Q A question for President Bush. President, you came to Europe with a very constructive speech. And, indeed, you said very few things the Europeans couldn't agree with. But actions speak louder, so do you actually commit to taking more into account the European position on international matters? And do you actually commit to, for instance, prevent from launching action, strikes against a sovereign member state, state like Iran, without a mandate from the United Nations Security Council?
PRESIDENT BUSH: You know, look, let me talk about Iran; that's a place where I'm getting good advice from European partners. After all, Great Britain, Germany and France are negotiating with the Ayatollahs to achieve a common objective, something that we all want, and that is for them not to have a nuclear weapon. It's in our interests for them not to have a nuclear weapon.
It's also in our interests for them not to continue funding terrorist organizations like Hezbollah, which has the desire to stop the Middle East peace process from going forward. And so these are great interlocutors on behalf of the position we share. So there's an example of concrete action.
I'm also looking forward to working with our European partners on the Middle Eastern peace process.

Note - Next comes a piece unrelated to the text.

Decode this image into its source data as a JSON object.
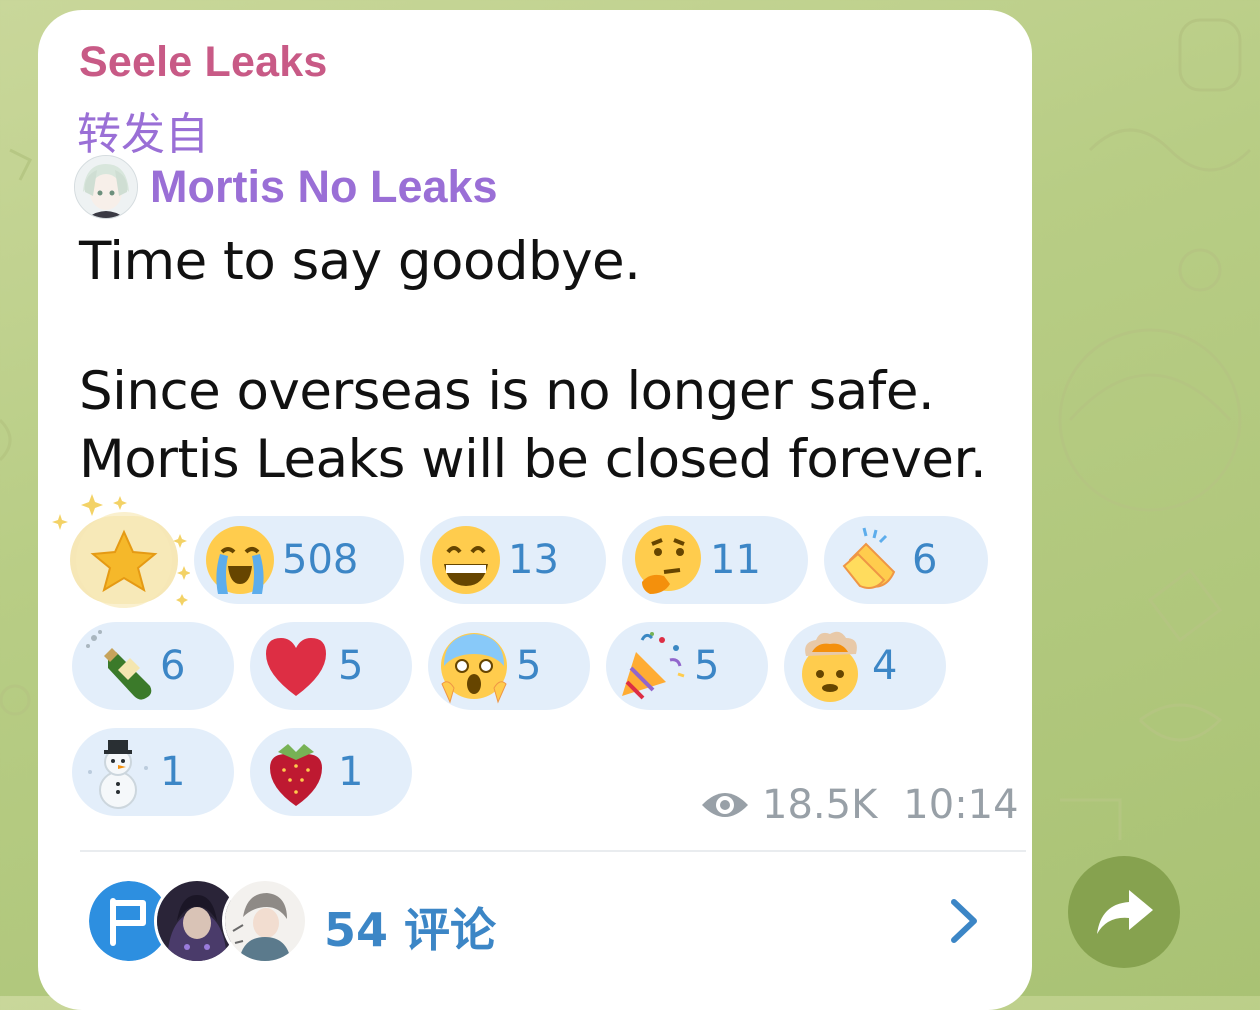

Tony Blair is hosting a very important meeting in London, and that is a meeting at which President Abbas will hear that the United States and the EU is desirous of helping this good man set up a democracy in the Palestinian territories, so that Israel will have a democratic partner in peace.
I laid out a vision, the first U.S. President to do so, which said that our vision is two states, Israel and Palestine, living side-by-side in peace. That is the goal. And I look forward to working concretely with our European friends and allies to achieve that goal.
And finally, this notion that the United States is getting ready to attack Iran is simply ridiculous. And having said that, all options are on the table. (Laughter.)
Q Mr. President, I wanted to follow up on Plante's question, if I could. I wanted to follow up on --
PRESIDENT BUSH: Is this a question on Russia?
PRESIDENT BUSH: This is a question on Russia?
Q Yes, sir.
PRESIDENT BUSH: Okay.
Q Do you believe, sir, that Russia is backsliding in its march toward democracy? What troubles you the most about that, and how is that going to shape your conversation with President Putin two days from now?
PRESIDENT BUSH: I like a country with a free press -- an independent, free press. And there has been some moves where the Russian government, I guess for better use of the word, didn't license certain members of the press. I think it's very important that President Putin hear not only from me in a private way, which he will, but also hear some of the concerns I heard around the table today. There were some concerns from the Baltic nations. And I look forward to carrying their message that it's very important for President Putin to make very clear why he's made some of the decisions he's made, and as well as respect his neighbors.
And I'm confident that can be done in a cordial way. It's important for us to keep a constructive relationship with Russia. We've got a lot to do together. We've got a lot of common projects that will make people more secure around the world, one of which is to make sure that nuclear stockpiles are safeguarded. I look forward to talking to him about that. But I also will remind him that the United States believes strongly in democratic values.
PRESIDENT JUNCKER: That was it. Thank you.
END 7:15 P.M. (L)